═══ Data for review ═══

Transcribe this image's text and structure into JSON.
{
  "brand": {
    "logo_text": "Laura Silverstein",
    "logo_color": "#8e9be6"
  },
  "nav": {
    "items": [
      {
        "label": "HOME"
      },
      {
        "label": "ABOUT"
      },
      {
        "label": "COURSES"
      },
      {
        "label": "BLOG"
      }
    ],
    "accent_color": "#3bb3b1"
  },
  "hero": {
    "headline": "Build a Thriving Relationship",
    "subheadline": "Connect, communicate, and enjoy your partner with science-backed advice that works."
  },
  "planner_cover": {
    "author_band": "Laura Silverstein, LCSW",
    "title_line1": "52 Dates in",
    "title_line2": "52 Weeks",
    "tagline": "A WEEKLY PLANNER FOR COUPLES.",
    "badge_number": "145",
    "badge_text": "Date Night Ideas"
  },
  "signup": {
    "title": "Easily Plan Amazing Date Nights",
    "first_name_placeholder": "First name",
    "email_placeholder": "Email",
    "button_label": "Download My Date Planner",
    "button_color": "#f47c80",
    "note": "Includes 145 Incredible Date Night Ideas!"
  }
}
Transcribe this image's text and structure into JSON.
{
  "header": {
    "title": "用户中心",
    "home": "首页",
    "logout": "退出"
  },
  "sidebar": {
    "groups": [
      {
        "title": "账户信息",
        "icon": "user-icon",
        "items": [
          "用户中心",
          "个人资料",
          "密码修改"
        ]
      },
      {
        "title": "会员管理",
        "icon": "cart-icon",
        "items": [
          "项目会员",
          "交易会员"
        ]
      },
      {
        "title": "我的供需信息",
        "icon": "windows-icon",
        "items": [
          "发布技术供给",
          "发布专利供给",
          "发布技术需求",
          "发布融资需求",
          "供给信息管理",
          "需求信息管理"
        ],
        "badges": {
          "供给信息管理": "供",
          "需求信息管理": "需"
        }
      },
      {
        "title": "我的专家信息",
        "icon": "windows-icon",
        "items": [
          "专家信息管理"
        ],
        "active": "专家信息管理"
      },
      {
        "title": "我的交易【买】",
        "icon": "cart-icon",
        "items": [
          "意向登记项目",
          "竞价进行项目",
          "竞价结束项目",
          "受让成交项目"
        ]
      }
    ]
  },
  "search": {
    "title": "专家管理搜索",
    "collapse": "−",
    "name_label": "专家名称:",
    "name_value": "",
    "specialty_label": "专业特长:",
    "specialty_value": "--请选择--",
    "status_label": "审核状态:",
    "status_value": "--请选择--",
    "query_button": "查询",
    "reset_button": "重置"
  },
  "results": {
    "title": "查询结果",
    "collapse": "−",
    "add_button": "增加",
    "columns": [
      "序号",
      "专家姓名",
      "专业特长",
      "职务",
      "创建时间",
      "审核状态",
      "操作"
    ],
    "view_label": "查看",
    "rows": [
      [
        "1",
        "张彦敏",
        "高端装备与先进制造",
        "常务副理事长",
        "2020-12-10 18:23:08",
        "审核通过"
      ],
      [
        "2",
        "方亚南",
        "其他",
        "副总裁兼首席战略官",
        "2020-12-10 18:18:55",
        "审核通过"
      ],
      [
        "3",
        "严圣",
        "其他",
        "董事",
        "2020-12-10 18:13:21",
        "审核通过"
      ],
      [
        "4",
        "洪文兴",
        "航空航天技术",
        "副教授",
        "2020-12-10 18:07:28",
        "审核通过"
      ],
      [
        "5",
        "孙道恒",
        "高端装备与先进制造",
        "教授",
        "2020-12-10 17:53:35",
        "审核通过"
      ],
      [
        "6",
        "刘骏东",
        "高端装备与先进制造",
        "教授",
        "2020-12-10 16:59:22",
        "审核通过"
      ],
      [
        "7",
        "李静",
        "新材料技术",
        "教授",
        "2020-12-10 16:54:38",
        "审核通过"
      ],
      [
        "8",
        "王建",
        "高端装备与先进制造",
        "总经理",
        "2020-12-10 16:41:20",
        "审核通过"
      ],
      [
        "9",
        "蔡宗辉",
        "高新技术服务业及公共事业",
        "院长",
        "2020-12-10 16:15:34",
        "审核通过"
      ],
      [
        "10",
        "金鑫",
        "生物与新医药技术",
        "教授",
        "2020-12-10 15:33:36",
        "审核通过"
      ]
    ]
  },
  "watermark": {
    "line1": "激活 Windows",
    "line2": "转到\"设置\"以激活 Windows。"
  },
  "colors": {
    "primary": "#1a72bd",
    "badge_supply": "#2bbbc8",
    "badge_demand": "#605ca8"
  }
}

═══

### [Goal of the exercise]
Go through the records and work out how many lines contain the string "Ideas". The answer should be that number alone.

### [Task answer]
2